Trust heals when we name our pain. Acknowledging that life, that other people, and that we ourselves have hurt us can be the step that will begin our healing.

Collaboration

Creativity is a collaborative effort. Even if you are alone at a computer, a canvas, a home recording studio or a wood shop. Creativity needs companions.

Sometimes the companions are creativity itself, or family, or friends, or personal heroes that live in our minds and our hearts.

Creativity is not a solo show because the ideas are inspired by other people, by situations, by books and art, by music and by life itself. Recovery is a collaborative, not isolated work. Much of the work can be done on your own, but you and I need other people for love, for forgiveness, for grace, for hope, and for help to restore our sanity.

Imagination and dreams

I have said a great deal about imagination in my recent post, Use the Future to Create a Better Life For Yourself: The Ebenezer Effect. The following two paragraphs are taken directly from that post.

Addiction, depression and anxiety present a strong vision of a future turned inward. They surround you, keeping your life, your highs and your lows predictable. You may hate what you feel, but it is known.

This is my mantra these days, “You are meant for joy.” Why? Because mental health recovery is about as quick as a camel on a hot day. Joy is one of the companions that we need so that our journey will feel a little lighter.

Doing the work to imagine a realistic future separate from our addiction or our mental illness can be liberating. Keep in mind that if you are in the middle of a serious depression, a binge, or a resurgence of our anxiety this work is not recommended. We have to be ready for it, it needs to be done in stages, and change takes time to seep in and germinate new hope.

You and I have competing visions in our minds. Each and everyday fear confronts us and calls us to live life small and self-protected. Anger and impatience confront us with a belief that obstacles deserve our wrath rather than our creative effort. Procrastination confronts us subtly with a belief that we will be more ready some other time. We forget that now is the time.

Creative 2

Joy and personality

“Live your life,” we hear. Thanks, Oprah. It’s true, but it’s so everywhere that it loses something.

Creativity thrives when we live our lives, whatever that is. This may mean allowing a little eccentricity, uniqueness, and personality to bubble out.

You and I are meant for joy. You and I are the only created beings that can smile, understand humor, and appreciate beauty and wonder. You are meant for joy.

That is my mantra these days, “You are meant for joy.” Why? Because mental health recovery is about as quick as a camel on a hot day. Joy is one of the other companions that we need so that our journey will feel a little lighter.

For you, you may like to express your joy through music, or through exercise, through your art, or through your volunteering. You may have tattoos or wear piercings, or wear hats (my personal favorite), or shoes. Whatever your thing, it is your thing for a reason.

That is part of your recovery. Don’t make the journey harder than it needs to be. Make joy your companion. You are meant for joy!

Accept it.

Go back to school

It’s time to go back to school: Creativity wants to teach you and I about trust, collaboration, imagination and dreams, and joy.

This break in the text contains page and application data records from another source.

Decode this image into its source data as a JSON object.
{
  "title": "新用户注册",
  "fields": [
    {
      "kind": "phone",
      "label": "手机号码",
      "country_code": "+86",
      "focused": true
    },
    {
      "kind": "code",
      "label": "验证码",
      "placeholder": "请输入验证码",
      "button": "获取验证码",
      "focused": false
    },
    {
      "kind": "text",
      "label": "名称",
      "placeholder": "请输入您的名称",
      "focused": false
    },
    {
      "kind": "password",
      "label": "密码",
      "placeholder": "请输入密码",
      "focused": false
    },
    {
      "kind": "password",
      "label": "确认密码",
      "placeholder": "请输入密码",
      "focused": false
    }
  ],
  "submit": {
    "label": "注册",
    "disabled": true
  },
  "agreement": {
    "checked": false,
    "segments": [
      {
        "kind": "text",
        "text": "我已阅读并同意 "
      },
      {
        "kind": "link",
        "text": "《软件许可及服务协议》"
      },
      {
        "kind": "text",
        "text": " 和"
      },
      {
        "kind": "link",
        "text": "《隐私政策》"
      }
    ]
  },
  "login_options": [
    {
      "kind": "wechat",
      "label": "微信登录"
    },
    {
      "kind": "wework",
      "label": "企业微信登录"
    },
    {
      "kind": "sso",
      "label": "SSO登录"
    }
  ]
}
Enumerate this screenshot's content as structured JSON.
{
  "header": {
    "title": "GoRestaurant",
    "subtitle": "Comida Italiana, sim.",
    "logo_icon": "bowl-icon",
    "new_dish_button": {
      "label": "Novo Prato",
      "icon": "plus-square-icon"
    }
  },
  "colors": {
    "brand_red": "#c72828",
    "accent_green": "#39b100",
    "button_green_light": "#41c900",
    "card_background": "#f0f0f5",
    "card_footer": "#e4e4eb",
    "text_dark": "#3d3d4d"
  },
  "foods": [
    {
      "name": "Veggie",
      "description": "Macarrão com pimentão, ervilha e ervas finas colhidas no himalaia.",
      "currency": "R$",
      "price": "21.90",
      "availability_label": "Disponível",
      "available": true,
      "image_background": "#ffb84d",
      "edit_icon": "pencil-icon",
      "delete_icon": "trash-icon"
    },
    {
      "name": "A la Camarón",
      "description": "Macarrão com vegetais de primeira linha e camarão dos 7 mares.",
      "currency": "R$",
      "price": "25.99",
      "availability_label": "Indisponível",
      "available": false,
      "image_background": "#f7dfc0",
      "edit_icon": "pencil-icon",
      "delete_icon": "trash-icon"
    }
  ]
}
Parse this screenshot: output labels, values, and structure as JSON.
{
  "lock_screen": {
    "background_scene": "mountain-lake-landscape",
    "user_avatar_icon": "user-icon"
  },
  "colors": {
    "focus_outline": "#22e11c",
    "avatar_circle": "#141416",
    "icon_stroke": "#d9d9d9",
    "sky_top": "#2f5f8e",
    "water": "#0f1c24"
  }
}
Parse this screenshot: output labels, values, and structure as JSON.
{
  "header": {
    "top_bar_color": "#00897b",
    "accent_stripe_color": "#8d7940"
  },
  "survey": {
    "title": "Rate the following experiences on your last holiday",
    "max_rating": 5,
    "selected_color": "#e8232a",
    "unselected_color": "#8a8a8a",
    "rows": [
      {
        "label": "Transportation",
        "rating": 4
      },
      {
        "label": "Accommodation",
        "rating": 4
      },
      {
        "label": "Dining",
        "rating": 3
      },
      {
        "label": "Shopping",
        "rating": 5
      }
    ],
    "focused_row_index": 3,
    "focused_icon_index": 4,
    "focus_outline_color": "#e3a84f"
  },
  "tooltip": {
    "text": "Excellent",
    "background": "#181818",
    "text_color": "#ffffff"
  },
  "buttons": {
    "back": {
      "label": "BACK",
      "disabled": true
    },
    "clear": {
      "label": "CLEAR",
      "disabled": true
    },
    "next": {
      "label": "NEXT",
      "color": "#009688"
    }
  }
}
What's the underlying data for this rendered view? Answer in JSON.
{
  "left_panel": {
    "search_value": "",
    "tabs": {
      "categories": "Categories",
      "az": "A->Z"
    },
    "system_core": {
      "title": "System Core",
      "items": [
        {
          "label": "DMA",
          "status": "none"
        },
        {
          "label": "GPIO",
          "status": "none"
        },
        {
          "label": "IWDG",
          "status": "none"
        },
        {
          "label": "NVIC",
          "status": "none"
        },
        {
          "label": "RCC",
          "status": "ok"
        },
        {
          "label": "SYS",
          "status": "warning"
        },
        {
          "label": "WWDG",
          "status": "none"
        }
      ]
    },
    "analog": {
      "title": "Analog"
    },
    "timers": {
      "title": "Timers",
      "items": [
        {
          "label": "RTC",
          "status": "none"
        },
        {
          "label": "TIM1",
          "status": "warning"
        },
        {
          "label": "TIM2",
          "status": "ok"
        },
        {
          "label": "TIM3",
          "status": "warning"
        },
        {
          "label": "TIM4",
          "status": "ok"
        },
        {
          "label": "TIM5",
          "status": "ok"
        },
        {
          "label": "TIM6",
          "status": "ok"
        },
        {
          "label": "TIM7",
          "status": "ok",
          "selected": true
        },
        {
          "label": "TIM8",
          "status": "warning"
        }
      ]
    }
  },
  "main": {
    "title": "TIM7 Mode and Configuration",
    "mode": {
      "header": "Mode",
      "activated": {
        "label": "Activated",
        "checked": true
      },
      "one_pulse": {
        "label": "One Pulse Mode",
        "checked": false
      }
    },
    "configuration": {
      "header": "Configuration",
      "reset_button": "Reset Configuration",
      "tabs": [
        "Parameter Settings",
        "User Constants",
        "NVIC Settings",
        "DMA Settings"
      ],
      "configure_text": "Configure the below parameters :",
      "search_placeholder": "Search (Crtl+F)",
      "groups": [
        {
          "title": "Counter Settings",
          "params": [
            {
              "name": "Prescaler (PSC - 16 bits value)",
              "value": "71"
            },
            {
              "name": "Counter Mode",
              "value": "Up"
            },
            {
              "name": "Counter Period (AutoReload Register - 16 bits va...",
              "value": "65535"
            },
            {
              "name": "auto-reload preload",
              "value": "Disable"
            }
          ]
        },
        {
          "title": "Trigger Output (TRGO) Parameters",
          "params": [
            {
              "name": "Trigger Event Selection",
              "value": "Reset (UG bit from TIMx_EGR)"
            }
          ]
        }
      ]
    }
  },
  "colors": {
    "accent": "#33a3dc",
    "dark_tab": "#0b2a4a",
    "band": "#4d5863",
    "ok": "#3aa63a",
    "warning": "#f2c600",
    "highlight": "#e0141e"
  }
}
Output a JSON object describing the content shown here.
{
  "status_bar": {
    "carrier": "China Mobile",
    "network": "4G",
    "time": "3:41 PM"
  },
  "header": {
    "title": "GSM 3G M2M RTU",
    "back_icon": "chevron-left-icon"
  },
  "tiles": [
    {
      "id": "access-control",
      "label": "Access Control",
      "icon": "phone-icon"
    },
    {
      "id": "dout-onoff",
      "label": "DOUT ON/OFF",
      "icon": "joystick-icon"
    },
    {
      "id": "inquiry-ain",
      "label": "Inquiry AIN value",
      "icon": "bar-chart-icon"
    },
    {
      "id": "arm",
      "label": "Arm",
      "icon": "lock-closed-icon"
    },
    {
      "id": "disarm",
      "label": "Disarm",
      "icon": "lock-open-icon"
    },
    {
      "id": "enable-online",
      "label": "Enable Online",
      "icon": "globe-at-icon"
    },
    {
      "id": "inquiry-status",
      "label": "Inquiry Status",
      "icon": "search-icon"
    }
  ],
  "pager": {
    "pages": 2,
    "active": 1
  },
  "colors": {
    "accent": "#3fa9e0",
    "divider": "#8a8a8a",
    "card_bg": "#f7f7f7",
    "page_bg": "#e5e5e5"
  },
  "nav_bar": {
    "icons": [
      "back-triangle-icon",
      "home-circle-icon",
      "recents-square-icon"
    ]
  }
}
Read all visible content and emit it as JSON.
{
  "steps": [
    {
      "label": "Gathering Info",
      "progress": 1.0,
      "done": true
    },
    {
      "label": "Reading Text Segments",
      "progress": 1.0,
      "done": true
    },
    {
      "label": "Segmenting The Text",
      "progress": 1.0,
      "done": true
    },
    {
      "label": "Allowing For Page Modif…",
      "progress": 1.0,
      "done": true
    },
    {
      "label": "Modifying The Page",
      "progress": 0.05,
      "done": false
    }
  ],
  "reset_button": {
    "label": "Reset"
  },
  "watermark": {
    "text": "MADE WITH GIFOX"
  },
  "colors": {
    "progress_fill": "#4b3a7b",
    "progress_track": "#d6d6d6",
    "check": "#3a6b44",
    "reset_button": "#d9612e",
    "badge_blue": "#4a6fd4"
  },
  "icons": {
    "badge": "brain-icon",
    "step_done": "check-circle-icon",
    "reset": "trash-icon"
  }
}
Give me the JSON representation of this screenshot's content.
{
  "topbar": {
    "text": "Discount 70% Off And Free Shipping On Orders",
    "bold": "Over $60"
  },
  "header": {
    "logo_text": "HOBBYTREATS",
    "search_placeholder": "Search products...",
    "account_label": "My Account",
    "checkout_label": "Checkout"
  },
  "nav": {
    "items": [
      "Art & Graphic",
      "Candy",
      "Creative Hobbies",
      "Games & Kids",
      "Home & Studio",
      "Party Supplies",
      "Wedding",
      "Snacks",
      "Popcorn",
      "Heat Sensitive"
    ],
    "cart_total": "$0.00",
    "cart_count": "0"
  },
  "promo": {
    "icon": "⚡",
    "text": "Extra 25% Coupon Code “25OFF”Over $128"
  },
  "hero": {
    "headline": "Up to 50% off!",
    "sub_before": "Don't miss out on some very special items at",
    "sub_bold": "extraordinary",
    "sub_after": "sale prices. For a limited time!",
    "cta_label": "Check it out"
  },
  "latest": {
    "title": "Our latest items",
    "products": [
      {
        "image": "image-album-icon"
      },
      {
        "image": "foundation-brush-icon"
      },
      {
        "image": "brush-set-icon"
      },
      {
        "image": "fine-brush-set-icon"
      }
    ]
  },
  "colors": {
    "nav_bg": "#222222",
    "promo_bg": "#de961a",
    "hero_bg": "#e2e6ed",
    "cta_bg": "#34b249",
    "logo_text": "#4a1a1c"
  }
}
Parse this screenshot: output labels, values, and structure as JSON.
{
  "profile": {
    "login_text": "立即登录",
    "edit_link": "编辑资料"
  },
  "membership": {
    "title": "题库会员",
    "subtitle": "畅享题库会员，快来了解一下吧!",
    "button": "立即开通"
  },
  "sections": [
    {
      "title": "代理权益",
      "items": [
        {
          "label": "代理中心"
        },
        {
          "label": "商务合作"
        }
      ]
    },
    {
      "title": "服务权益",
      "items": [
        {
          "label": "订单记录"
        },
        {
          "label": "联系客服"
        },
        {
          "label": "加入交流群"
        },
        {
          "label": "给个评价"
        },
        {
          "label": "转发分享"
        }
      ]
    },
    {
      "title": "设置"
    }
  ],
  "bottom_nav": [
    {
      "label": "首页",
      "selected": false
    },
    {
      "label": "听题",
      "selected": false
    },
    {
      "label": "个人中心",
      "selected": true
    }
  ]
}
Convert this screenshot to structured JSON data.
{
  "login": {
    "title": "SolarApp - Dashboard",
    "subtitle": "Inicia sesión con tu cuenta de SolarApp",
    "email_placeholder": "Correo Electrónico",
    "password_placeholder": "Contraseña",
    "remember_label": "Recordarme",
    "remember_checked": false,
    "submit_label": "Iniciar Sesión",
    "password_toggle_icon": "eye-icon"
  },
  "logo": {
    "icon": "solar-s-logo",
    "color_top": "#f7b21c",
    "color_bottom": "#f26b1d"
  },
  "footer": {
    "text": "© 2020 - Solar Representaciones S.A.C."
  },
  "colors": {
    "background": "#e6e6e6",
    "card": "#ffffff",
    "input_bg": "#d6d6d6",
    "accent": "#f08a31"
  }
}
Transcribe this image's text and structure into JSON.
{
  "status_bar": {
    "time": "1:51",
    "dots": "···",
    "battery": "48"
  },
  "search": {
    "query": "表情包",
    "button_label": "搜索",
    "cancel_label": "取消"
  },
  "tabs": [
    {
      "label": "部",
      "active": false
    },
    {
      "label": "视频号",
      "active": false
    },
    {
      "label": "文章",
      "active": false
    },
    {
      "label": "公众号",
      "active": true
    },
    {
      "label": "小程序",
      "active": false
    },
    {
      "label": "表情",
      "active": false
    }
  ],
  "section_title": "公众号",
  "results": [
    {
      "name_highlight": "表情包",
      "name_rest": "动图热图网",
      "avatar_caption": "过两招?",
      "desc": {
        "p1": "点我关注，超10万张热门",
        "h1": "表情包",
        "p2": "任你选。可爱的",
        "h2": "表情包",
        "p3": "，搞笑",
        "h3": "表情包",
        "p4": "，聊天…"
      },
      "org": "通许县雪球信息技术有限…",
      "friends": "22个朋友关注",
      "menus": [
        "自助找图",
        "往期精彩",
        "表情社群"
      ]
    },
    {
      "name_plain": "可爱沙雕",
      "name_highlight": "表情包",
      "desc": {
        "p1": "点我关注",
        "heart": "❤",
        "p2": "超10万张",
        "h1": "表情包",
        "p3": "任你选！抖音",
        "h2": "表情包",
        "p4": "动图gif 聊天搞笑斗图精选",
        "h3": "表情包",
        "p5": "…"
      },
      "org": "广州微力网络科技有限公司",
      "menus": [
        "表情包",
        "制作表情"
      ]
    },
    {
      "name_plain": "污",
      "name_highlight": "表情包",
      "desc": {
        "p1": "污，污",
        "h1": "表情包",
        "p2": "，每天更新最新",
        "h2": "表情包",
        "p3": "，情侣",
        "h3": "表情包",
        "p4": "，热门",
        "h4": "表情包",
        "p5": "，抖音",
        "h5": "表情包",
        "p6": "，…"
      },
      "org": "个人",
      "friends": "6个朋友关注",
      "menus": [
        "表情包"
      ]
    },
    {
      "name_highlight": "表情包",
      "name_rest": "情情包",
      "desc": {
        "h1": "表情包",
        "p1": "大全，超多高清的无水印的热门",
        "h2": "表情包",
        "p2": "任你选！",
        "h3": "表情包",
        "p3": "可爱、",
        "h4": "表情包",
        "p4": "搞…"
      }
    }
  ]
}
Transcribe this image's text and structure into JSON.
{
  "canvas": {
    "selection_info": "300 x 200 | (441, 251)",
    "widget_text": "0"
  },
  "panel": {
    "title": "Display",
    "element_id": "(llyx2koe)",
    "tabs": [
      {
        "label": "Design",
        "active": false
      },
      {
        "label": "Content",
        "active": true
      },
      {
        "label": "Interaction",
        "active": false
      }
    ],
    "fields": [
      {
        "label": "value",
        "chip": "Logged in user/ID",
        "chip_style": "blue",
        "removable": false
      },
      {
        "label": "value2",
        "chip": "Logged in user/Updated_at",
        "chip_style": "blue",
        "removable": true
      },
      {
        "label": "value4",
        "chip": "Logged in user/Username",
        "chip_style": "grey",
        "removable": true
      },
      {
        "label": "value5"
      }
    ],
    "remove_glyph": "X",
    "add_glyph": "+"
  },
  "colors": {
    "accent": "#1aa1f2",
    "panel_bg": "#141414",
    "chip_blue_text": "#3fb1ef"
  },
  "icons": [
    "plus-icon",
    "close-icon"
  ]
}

How can you learn from creativity? By living your life, doing your art, expressing yourself. If you want to learn more about how to be more creative, you can read One Small Step: Becoming Creative One Step at a Time.

I hope this post has inspired and informed you. That is my goal.

I write articles about wellness, leadership, parenting and personal growth. My hope is to deliver the best content I can to inspire, to inform and to entertain.

Sign up for my blog if you want to receive the latest and best of my writing.

Keep it Real

All photos by smswaby


Leave a Reply

Fill in your details below or click an icon to log in:

WordPress.com Logo

You are commenting using your WordPress.com account. Log Out /  Change )

Google photo

You are commenting using your Google account. Log Out /  Change )

Twitter picture

You are commenting using your Twitter account. Log Out /  Change )

Facebook photo

You are commenting using your Facebook account. Log Out /  Change )

Connecting to %s